Appeared in the Toronto Star on April 20, 2013 as CRTC Should Force Broadcasters to Compete
Last month, Jean-Pierre Blais, the chair of the Canadian Radio-television and Telecommunications Commission, delivered a much-discussed speech at the Canadian Media Production Association's annual conference. The CMPA is Canada's leading organization for the production of Canadian film and television programming and Blais' message was intended to both congratulate and challenge the industry.
On the congratulatory side, Blais noted the Canadian film and television
production had a record year in 2012, growing by over $500 million over
the prior year, by far the highest total and fastest growth in over a

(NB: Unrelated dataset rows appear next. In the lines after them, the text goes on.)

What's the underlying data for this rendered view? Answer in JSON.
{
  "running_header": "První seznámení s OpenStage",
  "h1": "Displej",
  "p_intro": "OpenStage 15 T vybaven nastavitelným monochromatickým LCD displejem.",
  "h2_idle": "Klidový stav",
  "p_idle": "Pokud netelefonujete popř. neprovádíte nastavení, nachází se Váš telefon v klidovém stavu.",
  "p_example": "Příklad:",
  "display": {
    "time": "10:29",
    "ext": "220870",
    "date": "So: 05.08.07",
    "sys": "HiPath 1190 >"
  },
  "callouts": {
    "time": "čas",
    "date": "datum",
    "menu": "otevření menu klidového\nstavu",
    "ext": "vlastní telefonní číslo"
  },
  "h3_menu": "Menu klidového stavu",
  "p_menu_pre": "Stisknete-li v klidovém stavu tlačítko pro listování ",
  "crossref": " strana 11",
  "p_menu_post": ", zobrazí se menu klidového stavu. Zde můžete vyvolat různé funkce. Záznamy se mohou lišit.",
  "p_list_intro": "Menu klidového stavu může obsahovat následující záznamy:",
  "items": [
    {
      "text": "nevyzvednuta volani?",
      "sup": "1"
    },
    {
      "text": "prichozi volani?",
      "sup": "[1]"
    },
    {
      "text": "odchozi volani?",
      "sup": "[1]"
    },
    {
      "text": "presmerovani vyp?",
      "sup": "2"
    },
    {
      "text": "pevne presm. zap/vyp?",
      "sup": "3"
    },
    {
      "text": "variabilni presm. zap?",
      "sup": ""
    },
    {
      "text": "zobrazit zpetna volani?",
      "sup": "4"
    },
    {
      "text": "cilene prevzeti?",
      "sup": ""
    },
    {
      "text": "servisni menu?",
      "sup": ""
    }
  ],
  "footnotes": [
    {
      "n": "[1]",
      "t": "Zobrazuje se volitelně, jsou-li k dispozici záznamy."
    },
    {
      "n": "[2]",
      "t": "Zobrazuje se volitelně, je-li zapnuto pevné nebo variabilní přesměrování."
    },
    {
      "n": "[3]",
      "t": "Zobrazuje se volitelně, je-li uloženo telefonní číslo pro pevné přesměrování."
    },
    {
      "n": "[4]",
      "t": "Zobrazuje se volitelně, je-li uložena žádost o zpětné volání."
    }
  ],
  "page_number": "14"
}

decade. Canadian television production led the way, increasing 21.3 per
cent in 2011/12, for a ten-year high of just under $2.6 billion. Most of
the increase was due to English-language programming, with fiction
production growing by over 41 per cent.
Yet there was a second comment that garnered less attention, but that
may ultimately prove more important. After encouraging the industry to
become more innovative and entrepreneurial, Blais warned "you will need
to compete, just like any other sector."
For example, most of the funding for the record amount of Canadian
English-language television programming came from taxpayers and
broadcasters, not the original producers of the content. According to
Profile 2012, an annual report on the state of the industry, only ten
per cent came from private funding such as production companies and
private investors. Canadian distributors covered 18 per cent of the
total costs, with foreign distributors kicking in an additional nine per
The notion of competing in the market should take centre stage this week
as the CRTC conducts its hearing on whether Canadians who subscribe to
cable and satellite television packages should be required to pay for
channels such as Sun News Network and Starlight, a proposed all-Canadian
movie channel. The regulatory process has been likened to winning the
lottery, since channels selected for mandatory carriage are guaranteed
millions in revenue regardless of whether Canadians watch or even want
That shift in approach would represent a significant change in Canadian broadcast policy, effectively establishing a framework that requires the industry to compete for subscribers. As CRTC Chair Blais would say, just like any other sector.Michael Geist holds the Canada Research Chair in Internet and E-commerce Law at the University of Ottawa, Faculty of Law. He can reached at email@example.com or online at www.michaelgeist.ca.
Monday April 22, 2013